By George Dvorsky,
Published by Gizmodo, 26 October 2023
Following an in-flight anomaly during an Electron launch in September, Rocket Lab has been granted FAA authorization to resume its launch operations, with an anticipated return this quarter.
Rocket Lab, headquartered in Long Beach, California, announced the regulatory clearing and renewed license in an October 25 press release, saying that, despite the go-for-launch, it’s nevertheless “finalizing a meticulous review into the anomaly’s root cause, a process that involves working through an extensive fault tree to exhaust all potential causes for the anomaly, as well as completing a comprehensive test campaign to recreate the issue on the ground.”
The anomaly occurred on September 19 during the “We Will Never Desert You” mission, the company’s 41st launch of the 59-foot-tall (18-meter-tall) light lift launch vehicle. The normally trustworthy Electron is designed to deliver satellites to low Earth orbit. The flight anomaly, which resulted in the loss of a Capella Space synthetic aperture radar imaging satellite, broke a streak of 20 consecutive successful Electron missions. Rocket Lab’s Electron is the second most frequently used U.S. launch vehicle on an annual basis, serving government and commercial satellite operators worldwide.
The rocket failed shortly after second stage engine ignition, around two and half minutes after blasting off from Rocket Lab’s Mahia Launch Complex 1 in New Zealand. Data indicates that Electron’s first stage performed as expected and wasn’t the cause of the anomaly. Rocket Lab founder and CEO Peter Beck stated: “After more than 40 launches, Electron is a proven, mature design with a well-established manufacturing process behind it, so we knew the fault was going to be something complex and extremely rare that hasn’t [been] presented in testing or flight before.” Beck’s remarks suggest a series of events, and not a single root cause, is to blame for the anomaly, though no further specifics were given.
As noted, Rocket Lab is still finalizing a detailed review of the root cause of the anomaly. The FAA is overseeing Rocket Lab’s mishap investigation, ensuring compliance with FAA-approved plans and other regulatory requirements. The National Transportation Safety Board (NTSB) also has official observer status for this investigation. The full review is slated for completion in the coming weeks.
As SpaceNews reports, Rocket Lab is set to release its third-quarter financial results on November 8, which may shed light on the financial impacts of the launch failure.
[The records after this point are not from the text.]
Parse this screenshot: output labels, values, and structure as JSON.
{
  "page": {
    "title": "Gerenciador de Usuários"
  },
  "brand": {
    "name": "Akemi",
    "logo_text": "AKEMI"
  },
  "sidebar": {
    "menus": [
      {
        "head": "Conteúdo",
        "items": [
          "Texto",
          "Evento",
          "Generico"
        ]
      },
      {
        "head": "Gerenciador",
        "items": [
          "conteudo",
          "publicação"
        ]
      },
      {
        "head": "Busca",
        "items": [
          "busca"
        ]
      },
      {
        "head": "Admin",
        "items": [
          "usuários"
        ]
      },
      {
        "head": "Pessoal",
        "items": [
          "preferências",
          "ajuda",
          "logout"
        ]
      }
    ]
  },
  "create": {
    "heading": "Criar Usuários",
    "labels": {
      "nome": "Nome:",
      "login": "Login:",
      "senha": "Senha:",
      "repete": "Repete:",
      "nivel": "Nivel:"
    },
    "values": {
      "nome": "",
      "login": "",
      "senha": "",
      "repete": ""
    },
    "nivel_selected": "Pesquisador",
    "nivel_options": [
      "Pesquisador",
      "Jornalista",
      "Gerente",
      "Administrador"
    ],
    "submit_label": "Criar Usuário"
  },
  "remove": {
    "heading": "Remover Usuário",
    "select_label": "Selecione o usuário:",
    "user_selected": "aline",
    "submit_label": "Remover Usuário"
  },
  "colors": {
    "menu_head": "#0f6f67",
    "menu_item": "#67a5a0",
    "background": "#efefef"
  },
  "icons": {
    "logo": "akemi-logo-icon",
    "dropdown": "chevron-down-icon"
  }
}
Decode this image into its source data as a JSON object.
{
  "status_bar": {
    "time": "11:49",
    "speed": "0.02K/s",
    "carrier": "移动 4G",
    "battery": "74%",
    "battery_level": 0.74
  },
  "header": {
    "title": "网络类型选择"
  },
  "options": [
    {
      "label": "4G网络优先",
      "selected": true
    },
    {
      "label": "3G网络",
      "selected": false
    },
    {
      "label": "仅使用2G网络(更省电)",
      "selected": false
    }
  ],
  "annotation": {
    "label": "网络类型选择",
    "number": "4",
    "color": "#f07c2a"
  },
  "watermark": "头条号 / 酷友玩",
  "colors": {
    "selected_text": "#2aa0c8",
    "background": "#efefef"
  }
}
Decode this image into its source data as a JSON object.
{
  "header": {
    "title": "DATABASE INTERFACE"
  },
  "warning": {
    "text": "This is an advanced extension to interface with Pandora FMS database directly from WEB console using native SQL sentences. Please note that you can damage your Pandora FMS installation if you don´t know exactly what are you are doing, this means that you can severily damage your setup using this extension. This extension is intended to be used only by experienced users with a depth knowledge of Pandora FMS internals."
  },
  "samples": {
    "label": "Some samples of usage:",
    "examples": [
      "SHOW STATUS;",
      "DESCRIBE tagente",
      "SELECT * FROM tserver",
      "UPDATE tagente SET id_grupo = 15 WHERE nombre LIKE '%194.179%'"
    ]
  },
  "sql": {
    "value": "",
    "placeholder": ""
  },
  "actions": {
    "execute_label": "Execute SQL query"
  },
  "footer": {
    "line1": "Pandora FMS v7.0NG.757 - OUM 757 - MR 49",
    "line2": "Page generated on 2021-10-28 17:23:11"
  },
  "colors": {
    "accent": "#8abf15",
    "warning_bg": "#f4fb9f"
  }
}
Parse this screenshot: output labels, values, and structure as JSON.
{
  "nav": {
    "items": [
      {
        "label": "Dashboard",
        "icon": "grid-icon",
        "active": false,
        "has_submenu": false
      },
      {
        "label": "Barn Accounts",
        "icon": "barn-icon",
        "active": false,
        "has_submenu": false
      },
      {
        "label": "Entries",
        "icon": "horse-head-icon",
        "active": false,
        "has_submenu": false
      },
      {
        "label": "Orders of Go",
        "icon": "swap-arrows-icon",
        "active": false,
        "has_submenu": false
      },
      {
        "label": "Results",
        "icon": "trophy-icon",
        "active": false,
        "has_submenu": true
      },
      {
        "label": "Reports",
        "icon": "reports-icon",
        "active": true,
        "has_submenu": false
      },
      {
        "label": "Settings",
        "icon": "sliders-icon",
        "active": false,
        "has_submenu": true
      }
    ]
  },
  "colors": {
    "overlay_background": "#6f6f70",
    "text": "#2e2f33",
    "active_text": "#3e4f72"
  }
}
Indeed, Electron needs to fly again and fly again soon. The company has dozens of contracted missions lined up, including deliveries for NorthStar Earth & Space, NASA, HawkEye 360, and Kinéis.
See: Original Article